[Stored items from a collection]
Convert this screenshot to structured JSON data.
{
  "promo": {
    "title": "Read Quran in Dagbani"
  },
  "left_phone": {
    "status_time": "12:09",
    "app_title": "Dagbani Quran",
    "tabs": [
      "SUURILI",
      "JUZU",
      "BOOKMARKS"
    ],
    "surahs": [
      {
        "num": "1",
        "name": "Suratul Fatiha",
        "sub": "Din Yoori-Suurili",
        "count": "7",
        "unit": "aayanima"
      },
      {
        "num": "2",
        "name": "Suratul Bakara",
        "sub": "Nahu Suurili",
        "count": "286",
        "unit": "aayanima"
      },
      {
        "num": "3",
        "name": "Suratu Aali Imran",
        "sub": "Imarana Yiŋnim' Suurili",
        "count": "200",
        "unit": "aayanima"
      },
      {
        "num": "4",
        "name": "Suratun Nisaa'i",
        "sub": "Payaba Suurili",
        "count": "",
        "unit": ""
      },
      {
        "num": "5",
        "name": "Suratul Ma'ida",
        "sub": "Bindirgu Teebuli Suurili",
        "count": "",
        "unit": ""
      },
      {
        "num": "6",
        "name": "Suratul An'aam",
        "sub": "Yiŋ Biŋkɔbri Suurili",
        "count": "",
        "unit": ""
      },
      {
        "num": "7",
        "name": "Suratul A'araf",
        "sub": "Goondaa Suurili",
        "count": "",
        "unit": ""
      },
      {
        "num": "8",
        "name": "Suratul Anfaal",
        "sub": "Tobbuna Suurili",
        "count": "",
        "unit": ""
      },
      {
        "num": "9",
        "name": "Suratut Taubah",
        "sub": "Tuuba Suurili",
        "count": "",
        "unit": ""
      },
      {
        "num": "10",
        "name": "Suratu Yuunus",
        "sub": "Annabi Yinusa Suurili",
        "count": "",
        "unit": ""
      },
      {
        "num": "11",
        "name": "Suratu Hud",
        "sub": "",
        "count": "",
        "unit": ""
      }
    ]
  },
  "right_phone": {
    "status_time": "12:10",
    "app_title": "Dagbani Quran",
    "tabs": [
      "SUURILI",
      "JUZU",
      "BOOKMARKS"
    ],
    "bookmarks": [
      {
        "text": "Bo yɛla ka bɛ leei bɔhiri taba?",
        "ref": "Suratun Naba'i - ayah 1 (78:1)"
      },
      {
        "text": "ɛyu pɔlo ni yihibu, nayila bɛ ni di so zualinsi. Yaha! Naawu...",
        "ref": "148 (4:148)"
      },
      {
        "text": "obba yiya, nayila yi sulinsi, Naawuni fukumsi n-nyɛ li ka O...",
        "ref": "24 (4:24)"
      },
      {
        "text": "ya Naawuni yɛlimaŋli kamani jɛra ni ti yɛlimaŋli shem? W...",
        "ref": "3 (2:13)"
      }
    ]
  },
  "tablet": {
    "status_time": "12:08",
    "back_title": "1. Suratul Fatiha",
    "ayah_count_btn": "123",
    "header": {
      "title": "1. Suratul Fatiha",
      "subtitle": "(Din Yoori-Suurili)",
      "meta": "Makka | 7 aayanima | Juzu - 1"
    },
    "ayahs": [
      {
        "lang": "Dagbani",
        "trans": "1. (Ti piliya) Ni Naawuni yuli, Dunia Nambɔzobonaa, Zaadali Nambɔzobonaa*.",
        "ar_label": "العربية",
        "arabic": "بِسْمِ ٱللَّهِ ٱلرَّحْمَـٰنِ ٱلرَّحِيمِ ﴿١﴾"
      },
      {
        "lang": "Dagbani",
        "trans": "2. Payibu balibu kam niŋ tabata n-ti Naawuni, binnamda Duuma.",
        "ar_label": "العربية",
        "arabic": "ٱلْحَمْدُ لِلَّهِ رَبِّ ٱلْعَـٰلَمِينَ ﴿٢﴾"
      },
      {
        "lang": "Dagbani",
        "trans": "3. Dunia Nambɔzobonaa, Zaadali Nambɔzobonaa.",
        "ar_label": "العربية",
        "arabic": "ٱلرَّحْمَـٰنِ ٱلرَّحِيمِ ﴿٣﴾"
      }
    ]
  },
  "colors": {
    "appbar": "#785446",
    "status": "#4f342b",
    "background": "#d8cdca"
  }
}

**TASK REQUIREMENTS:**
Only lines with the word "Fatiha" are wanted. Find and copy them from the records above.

**RESULT OF THIS EXERCISE:**
        "name": "Suratul Fatiha",
    "back_title": "1. Suratul Fatiha",
      "title": "1. Suratul Fatiha",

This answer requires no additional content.